● WHAT YOU SHOULD DO: From the records below, take each line where the string "données" shows up and copy it.

● DATASET RECORDS:
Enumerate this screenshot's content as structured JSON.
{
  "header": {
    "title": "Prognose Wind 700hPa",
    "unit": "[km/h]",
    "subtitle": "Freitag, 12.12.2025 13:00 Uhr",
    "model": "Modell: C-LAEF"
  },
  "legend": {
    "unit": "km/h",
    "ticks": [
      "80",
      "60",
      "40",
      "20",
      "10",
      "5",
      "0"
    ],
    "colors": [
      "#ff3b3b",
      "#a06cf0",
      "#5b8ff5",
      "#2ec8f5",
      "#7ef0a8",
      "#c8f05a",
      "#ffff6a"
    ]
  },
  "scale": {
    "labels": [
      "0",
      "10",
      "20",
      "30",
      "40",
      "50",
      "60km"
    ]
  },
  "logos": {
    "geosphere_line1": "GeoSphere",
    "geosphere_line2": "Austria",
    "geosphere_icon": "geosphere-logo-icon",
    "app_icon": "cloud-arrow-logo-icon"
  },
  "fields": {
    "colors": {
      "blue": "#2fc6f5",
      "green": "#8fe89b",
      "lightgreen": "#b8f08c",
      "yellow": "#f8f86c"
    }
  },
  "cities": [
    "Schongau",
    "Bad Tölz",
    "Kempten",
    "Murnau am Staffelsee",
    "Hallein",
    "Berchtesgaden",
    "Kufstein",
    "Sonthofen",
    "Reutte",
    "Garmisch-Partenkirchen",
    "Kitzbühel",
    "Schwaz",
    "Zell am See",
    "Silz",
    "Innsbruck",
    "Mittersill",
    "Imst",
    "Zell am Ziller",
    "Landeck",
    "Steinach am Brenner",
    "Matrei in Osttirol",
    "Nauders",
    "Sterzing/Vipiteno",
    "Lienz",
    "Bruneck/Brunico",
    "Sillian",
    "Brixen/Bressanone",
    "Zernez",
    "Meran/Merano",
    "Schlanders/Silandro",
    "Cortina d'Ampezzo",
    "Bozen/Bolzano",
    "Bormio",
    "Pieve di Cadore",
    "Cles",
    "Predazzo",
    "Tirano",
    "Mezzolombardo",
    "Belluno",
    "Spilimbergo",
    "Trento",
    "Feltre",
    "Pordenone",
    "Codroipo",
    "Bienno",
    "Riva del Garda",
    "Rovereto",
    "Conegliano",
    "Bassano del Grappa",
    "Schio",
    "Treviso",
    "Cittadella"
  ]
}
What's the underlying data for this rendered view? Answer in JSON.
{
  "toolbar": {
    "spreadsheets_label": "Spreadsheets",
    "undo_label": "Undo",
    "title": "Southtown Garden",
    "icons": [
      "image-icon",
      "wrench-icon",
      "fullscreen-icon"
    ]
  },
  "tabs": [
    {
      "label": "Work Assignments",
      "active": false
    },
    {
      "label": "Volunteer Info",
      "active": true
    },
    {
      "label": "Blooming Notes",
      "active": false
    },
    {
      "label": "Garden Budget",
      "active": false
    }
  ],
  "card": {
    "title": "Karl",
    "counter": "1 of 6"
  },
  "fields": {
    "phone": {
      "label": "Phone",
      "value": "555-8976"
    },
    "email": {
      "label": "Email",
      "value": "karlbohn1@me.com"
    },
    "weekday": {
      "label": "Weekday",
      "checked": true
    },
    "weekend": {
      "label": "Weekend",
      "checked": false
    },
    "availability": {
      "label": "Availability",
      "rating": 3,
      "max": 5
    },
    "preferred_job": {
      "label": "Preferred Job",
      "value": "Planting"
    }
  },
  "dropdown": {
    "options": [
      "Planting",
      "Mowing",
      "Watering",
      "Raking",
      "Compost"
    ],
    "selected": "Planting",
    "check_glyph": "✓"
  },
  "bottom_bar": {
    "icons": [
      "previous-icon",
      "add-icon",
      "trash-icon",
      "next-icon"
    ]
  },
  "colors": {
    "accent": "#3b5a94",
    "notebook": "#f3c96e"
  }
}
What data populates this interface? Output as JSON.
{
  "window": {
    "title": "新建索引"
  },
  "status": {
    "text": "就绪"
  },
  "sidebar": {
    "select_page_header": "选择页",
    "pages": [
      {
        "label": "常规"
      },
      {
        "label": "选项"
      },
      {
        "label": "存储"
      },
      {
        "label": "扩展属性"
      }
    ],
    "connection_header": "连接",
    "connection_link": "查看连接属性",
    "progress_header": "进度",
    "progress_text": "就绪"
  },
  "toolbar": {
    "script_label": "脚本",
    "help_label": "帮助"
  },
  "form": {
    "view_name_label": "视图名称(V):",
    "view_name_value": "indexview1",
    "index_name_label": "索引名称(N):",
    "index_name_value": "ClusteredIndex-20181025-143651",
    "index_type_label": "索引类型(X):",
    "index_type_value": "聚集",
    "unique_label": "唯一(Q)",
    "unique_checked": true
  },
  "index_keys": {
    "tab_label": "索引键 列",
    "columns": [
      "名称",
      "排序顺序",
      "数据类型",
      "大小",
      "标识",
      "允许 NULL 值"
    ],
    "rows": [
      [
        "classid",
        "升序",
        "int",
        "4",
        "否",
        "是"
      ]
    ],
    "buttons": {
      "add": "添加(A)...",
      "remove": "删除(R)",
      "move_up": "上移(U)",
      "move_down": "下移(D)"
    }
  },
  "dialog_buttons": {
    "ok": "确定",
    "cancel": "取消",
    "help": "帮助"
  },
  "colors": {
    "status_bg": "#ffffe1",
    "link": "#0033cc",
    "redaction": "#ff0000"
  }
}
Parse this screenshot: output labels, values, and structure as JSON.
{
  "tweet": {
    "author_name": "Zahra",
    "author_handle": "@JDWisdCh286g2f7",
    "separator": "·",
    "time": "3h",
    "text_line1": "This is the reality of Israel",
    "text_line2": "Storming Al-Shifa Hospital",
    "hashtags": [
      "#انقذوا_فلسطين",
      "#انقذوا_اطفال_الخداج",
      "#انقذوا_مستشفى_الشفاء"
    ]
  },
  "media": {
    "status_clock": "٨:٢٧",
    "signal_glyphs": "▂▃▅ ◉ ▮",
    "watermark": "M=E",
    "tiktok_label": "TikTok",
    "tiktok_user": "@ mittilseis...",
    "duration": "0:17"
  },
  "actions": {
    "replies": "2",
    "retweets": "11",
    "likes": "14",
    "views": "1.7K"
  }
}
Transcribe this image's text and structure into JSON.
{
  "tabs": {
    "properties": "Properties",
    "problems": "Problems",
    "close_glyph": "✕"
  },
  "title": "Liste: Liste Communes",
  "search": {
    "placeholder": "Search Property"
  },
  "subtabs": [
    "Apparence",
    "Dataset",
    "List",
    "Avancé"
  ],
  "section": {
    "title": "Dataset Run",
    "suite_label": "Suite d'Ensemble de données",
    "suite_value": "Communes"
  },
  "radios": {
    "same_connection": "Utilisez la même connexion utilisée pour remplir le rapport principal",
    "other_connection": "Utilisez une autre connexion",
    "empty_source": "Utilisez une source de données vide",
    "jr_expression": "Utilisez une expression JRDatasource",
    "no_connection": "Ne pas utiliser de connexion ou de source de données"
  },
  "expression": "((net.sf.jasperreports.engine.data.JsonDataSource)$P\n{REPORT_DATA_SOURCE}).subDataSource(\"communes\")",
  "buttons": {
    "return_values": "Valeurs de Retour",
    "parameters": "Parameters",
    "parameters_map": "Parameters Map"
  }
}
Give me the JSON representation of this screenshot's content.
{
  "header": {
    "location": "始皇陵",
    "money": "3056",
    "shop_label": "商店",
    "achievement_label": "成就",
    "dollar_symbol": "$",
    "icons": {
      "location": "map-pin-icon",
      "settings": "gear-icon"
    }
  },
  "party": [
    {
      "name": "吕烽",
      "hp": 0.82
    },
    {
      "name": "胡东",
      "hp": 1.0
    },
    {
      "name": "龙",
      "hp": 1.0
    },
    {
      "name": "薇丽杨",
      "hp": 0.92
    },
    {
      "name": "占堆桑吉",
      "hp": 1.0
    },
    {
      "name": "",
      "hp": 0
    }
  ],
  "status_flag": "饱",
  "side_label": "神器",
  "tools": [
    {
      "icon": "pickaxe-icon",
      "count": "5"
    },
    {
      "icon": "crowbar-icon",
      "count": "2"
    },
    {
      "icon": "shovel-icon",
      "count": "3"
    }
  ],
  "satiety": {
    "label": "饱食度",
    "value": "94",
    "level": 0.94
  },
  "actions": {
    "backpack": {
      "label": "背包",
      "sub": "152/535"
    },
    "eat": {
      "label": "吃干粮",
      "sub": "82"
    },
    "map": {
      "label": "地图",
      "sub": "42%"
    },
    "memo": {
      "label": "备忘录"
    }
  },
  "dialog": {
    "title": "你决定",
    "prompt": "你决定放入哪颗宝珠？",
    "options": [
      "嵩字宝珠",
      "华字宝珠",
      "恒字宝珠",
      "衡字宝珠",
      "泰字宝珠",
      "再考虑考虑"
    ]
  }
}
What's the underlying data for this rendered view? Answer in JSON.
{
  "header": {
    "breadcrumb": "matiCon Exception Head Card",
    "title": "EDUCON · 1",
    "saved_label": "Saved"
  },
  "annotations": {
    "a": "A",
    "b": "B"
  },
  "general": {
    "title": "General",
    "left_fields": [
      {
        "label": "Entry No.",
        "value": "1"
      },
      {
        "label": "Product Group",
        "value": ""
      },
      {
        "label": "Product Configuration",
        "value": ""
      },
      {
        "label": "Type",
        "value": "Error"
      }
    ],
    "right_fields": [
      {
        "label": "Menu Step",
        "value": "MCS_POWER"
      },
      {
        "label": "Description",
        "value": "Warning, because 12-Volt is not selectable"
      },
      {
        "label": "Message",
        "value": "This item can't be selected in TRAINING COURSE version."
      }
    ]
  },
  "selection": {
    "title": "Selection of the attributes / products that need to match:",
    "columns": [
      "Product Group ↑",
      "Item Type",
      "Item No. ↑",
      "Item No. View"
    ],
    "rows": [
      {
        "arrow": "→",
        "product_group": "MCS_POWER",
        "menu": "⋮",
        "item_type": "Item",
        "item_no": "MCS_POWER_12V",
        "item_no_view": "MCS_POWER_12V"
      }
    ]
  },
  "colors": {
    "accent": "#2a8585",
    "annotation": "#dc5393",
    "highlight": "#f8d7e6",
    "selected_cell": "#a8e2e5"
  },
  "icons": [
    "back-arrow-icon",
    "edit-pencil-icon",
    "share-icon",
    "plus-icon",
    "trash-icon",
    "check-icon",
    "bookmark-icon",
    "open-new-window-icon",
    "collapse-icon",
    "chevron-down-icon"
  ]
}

● RESPONSE BELOW:
    "suite_label": "Suite d'Ensemble de données",
    "empty_source": "Utilisez une source de données vide",
    "no_connection": "Ne pas utiliser de connexion ou de source de données"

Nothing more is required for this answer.